Kum Join Us Extension Homemakers Club gathers

By Karen Hendrix

The Kum Join Us Extension Homemakers Club January meeting was hosted by Linda Guinn at her home.

There were nine members in attendance and three guests, Karen Brigdon, Erin Otte and Kayla Franke. Kayla is the granddaughter of Linda Guinn, who assisted her grandmother in hosting the meeting.

Olga Otte opened the meeting with the Pledge of Allegiance and the club creed. She asked members a very interesting roll call question: “If you could go back to one particular day from your childhood, which day would it be?”

There were some surprising answers, such as a backyard roller coaster built by Linda’s brother that all of the neighbor children got to ride on. Ruta May remembered riding in a horse-drawn wagon and seeing beautiful flower fields in Lithuania. Michelle Wood carved an igloo after the blizzard of ‘78. Mandy Otte seemed to always be in trouble with her little brother and remembered one specific time of running on the dock with a recently toasted marshmallow and mistakenly hitting him in the eye.

Olga liked to drive around town and look at Christmas lights every year after the children’s program at Borchers. RuthAnn Hendrix took a trip to Hawaii at age 7 and decided she wanted to become a stewardess. Karen Brigdon and Misty Stuckwisch both enjoyed family reunions with their grandparents whom they both miss very much.

I remembered a grape fight with all of the kids from the neighborhood and having to pick up every grape from three yards when her mom found out what mischief they were into. Kayla Franke let a friend’s snake slither around her arm and liked it while on a camping trip. Erin Otte couldn’t decide on days at church camp or Gatlinburg trips. All in all, fun was had by all in many different ways.

Minutes were read from the December meeting, and Wood gave the treasurer’s report. Olga Otte announced the volunteer community support hours are due by the March meeting along with the yearly dues of $14.50.

She also read a wonderful quote from Benjamin Franklin: “The best thing to give to your enemy is forgiveness; to an opponent, tolerance; to a friend, your heart; to your child, a good example; to a father, deference; to your mother, conduct that will make her proud of you; to yourself, respect; to others, charity.” These are all things that should guide us throughout our lives.

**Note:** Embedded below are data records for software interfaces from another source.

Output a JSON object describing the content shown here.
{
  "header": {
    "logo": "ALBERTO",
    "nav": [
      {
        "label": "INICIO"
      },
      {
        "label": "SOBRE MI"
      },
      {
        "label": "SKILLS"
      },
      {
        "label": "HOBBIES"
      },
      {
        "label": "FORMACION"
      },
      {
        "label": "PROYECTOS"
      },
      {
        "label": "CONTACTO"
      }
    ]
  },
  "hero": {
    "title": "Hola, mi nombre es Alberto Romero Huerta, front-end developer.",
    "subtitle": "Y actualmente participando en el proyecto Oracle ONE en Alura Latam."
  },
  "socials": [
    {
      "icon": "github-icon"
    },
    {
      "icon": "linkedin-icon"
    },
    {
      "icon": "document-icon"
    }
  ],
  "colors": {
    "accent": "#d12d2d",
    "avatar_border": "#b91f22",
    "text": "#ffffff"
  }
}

Ruth Ann Hendrix reported on the Pocket Heart campaign and is following up with other clubs to get their total pocket hearts made and distributed. Our club has made approximately 600 pocket hearts to date. Ideas of where to distribute hearts were discussed.

She also reminded everyone that Jackson County will be hosting the district meeting March 21 at Cornerstone Community Church, 1088 Sarasota Drive, Seymour. Times will be announced later but will run from approximately 9 a.m. to 2 p.m.

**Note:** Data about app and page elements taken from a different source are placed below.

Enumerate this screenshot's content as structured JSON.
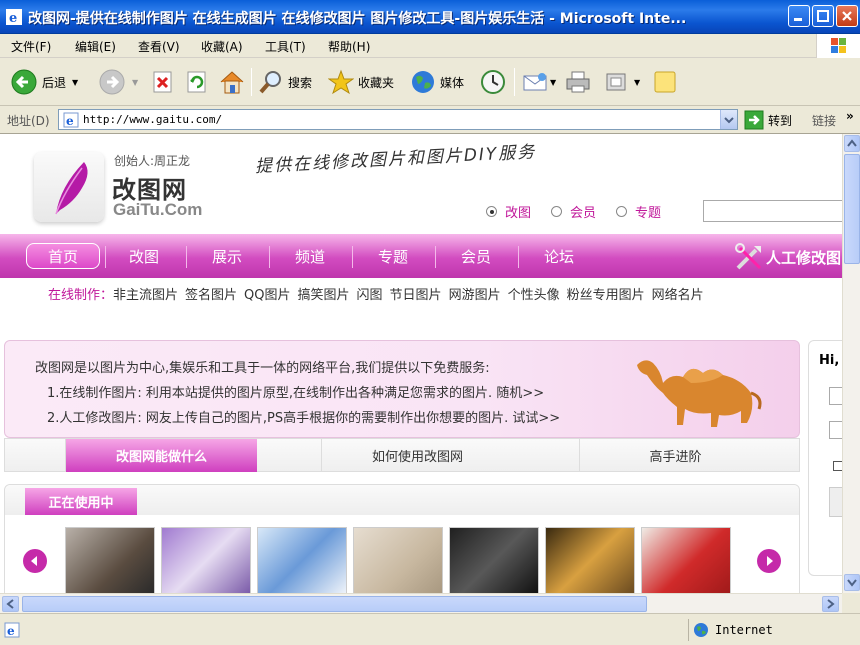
{
  "window": {
    "title": "改图网-提供在线制作图片 在线生成图片 在线修改图片 图片修改工具-图片娱乐生活 - Microsoft Inte..."
  },
  "menu": [
    "文件(F)",
    "编辑(E)",
    "查看(V)",
    "收藏(A)",
    "工具(T)",
    "帮助(H)"
  ],
  "toolbar": {
    "back_label": "后退",
    "search_label": "搜索",
    "favorites_label": "收藏夹",
    "media_label": "媒体"
  },
  "address": {
    "label": "地址(D)",
    "url": "http://www.gaitu.com/",
    "go_label": "转到",
    "links_label": "链接"
  },
  "site": {
    "creator": "创始人:周正龙",
    "brand": "改图网",
    "brand_en": "GaiTu.Com",
    "slogan": "提供在线修改图片和图片DIY服务",
    "search_options": [
      "改图",
      "会员",
      "专题"
    ],
    "nav": [
      "首页",
      "改图",
      "展示",
      "频道",
      "专题",
      "会员",
      "论坛"
    ],
    "nav_right": "人工修改图",
    "subnav_lead": "在线制作：",
    "subnav": [
      "非主流图片",
      "签名图片",
      "QQ图片",
      "搞笑图片",
      "闪图",
      "节日图片",
      "网游图片",
      "个性头像",
      "粉丝专用图片",
      "网络名片"
    ],
    "intro": "改图网是以图片为中心,集娱乐和工具于一体的网络平台,我们提供以下免费服务:",
    "service1": "1.在线制作图片: 利用本站提供的图片原型,在线制作出各种满足您需求的图片. 随机>>",
    "service2": "2.人工修改图片: 网友上传自己的图片,PS高手根据你的需要制作出你想要的图片. 试试>>",
    "tabs": [
      "改图网能做什么",
      "如何使用改图网",
      "高手进阶"
    ],
    "using_label": "正在使用中",
    "side_greeting": "Hi,"
  },
  "status": {
    "zone": "Internet"
  },
  "colors": {
    "accent": "#c0179a",
    "nav_pink": "#d24cc0",
    "xp_blue": "#0a5fd8"
  }
}
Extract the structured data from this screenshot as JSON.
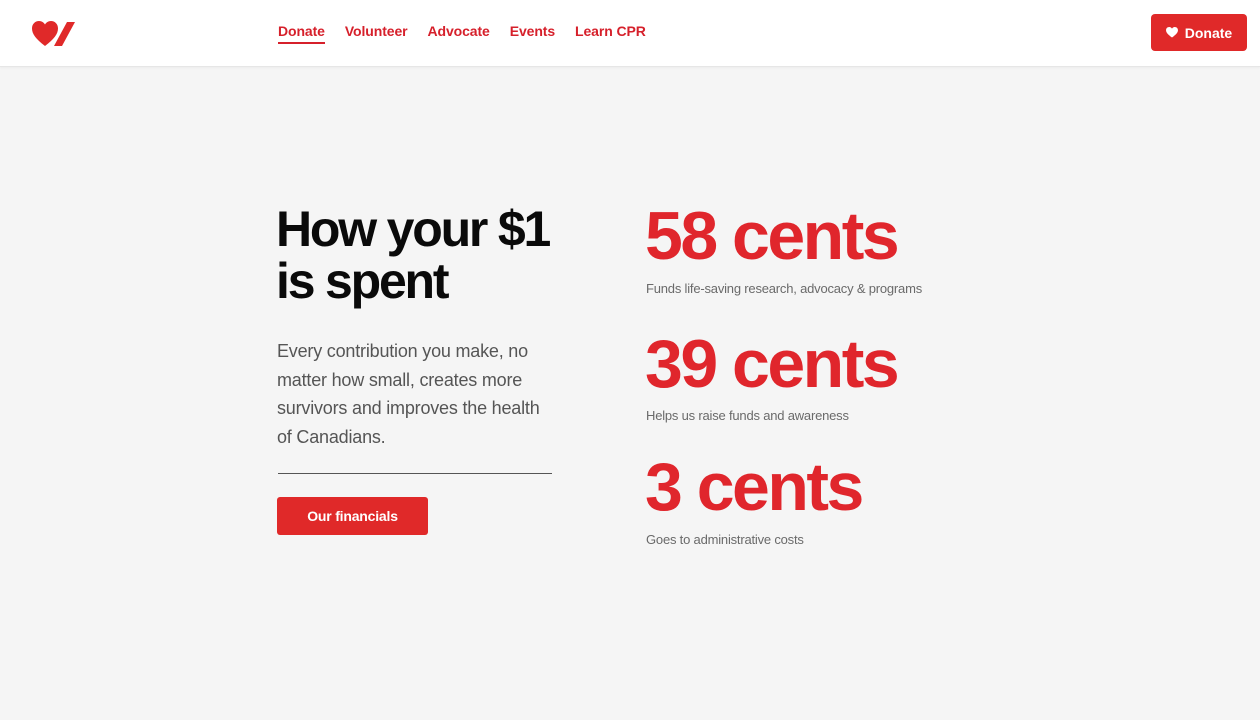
{
  "header": {
    "logo": "heart-and-stroke-logo-icon",
    "nav": [
      {
        "label": "Donate",
        "active": true
      },
      {
        "label": "Volunteer",
        "active": false
      },
      {
        "label": "Advocate",
        "active": false
      },
      {
        "label": "Events",
        "active": false
      },
      {
        "label": "Learn CPR",
        "active": false
      }
    ],
    "donate_button": {
      "label": "Donate",
      "icon": "heart-icon"
    }
  },
  "main": {
    "headline_line1": "How your $1",
    "headline_line2": "is spent",
    "intro": "Every contribution you make, no matter how small, creates more survivors and improves the health of Canadians.",
    "financials_button": "Our financials",
    "stats": [
      {
        "amount": "58 cents",
        "description": "Funds life-saving research, advocacy & programs"
      },
      {
        "amount": "39 cents",
        "description": "Helps us raise funds and awareness"
      },
      {
        "amount": "3 cents",
        "description": "Goes to administrative costs"
      }
    ]
  },
  "colors": {
    "brand_red": "#e02929",
    "background": "#f5f5f5",
    "header_bg": "#ffffff",
    "headline": "#0a0a0a",
    "body_text": "#555555",
    "description_text": "#6a6a6a"
  }
}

Mandy Otte presented a very informative lesson on how to deal with cold weather. The Centers for Disease Control and Prevention recommends insulating water lines, servicing heat systems, inspecting chimneys and having an alternative for heat and fuel. If using a generator, do not use it in a basement or garage and keep at least 20 feet from your home.

She said to be sure to check smoke detectors and make a plan to change batteries yearly. Also, everyone should be aware of the signs of carbon monoxide poisoning, which include headache, vomiting and confusion, just to name a few. You can purchase carbon monoxide detectors and install as directed. Be sure to check those batteries also when checking your smoke detector batteries.

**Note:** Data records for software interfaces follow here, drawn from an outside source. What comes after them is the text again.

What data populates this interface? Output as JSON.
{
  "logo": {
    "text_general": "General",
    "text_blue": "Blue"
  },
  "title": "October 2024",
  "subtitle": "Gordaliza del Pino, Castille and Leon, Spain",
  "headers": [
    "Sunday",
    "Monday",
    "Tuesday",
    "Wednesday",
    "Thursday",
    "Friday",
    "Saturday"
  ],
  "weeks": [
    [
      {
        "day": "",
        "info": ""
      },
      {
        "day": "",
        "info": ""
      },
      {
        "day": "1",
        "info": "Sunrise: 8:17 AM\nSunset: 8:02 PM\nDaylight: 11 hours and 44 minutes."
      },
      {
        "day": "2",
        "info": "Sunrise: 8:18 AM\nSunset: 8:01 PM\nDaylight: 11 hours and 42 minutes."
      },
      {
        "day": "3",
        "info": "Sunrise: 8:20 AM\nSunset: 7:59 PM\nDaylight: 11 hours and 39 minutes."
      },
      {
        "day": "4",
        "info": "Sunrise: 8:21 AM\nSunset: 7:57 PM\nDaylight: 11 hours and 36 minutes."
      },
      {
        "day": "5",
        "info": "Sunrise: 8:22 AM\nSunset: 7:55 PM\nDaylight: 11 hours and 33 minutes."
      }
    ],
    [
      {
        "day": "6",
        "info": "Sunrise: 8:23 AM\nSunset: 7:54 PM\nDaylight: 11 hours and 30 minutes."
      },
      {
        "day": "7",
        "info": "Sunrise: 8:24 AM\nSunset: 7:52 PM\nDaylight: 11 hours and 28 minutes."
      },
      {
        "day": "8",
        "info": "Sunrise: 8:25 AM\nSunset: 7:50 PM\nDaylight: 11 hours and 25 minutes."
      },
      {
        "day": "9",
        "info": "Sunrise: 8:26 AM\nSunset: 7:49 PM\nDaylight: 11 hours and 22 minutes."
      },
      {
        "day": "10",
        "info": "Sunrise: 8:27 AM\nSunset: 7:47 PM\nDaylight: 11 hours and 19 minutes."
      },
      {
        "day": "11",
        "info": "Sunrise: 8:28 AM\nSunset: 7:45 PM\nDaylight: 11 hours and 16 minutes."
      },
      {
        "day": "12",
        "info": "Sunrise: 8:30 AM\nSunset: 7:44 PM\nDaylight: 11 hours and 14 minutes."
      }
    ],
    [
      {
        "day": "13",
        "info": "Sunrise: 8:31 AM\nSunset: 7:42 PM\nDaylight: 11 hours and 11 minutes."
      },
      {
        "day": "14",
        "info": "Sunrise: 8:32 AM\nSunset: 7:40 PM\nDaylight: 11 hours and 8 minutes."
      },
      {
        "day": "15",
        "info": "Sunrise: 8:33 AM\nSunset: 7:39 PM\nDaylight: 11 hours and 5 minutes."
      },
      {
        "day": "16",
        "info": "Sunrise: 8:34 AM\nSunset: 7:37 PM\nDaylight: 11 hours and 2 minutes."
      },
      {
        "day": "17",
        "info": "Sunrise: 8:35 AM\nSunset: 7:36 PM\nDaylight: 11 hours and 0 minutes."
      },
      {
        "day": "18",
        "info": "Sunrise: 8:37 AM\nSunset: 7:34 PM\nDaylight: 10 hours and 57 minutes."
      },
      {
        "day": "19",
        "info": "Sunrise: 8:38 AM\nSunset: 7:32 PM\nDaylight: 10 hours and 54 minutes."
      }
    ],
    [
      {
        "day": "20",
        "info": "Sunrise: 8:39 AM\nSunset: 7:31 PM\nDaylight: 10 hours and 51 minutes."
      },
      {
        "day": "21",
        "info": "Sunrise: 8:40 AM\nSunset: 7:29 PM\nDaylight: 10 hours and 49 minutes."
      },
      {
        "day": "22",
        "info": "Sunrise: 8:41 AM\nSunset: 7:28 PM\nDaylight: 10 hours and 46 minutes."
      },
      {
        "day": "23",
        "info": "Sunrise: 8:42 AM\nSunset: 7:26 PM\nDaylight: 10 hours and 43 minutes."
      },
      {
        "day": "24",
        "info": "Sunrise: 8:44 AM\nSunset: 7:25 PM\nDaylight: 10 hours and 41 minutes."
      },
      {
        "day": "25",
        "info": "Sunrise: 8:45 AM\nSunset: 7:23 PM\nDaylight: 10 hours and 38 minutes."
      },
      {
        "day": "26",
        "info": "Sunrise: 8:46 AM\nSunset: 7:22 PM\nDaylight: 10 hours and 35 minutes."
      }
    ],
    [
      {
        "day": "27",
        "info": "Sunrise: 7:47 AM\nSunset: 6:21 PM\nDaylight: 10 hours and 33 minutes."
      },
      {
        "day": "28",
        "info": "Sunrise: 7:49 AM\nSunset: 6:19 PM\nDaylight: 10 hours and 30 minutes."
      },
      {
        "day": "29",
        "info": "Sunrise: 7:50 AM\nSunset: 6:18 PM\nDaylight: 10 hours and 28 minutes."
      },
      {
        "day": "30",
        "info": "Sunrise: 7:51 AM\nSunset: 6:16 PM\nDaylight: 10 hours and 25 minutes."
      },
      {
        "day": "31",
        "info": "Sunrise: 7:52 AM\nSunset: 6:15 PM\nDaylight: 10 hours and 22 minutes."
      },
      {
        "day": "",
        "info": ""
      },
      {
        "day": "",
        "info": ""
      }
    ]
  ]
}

Vehicles should be checked for antifreeze and winter washer fluid. Car kits should include blankets, cables, a first aid kit, batteries and cat litter.

Realsimple.com has great tips on how to dress for cold weather. Layering is one of the most important factors, wearing a wool or microfiber hat to keep your heat in and mittens instead of gloves so that your fingers are close together and stay warmer. Water-resistant outerwear, wool, silk and polypropylene should be worn to reduce loss of body heat.

Knowing the signs of hypothermia are extremely important. Slurred speech and lack of sweating are adult signs, and babies’ cheeks become red and exhibit loss of energy. You should remove extra layers when sweating.

Guinn read from the book “Generation to Generation, Devotions from the Past.” In the Chernobyl nuclear disaster, scientists experimented to see if by shutting down nuclear rods they could safely control the reactor. Although alarms were sounding, the scientists ignored them and continued their experiment. Hundreds of thousands of people were killed or displaced, and many have died since due to radiation poisoning. This could all have been avoided had they listened to those alarms instead of ignoring them.

It is not easy to receive a rebuke. Ask the Lord to give you a ready ear for wisdom.

Anyone interested in attending or joining our club or other homemakers clubs in the county can contact the Purdue Extension Jackson County office in the courthouse in Brownstown at 812-358-6101.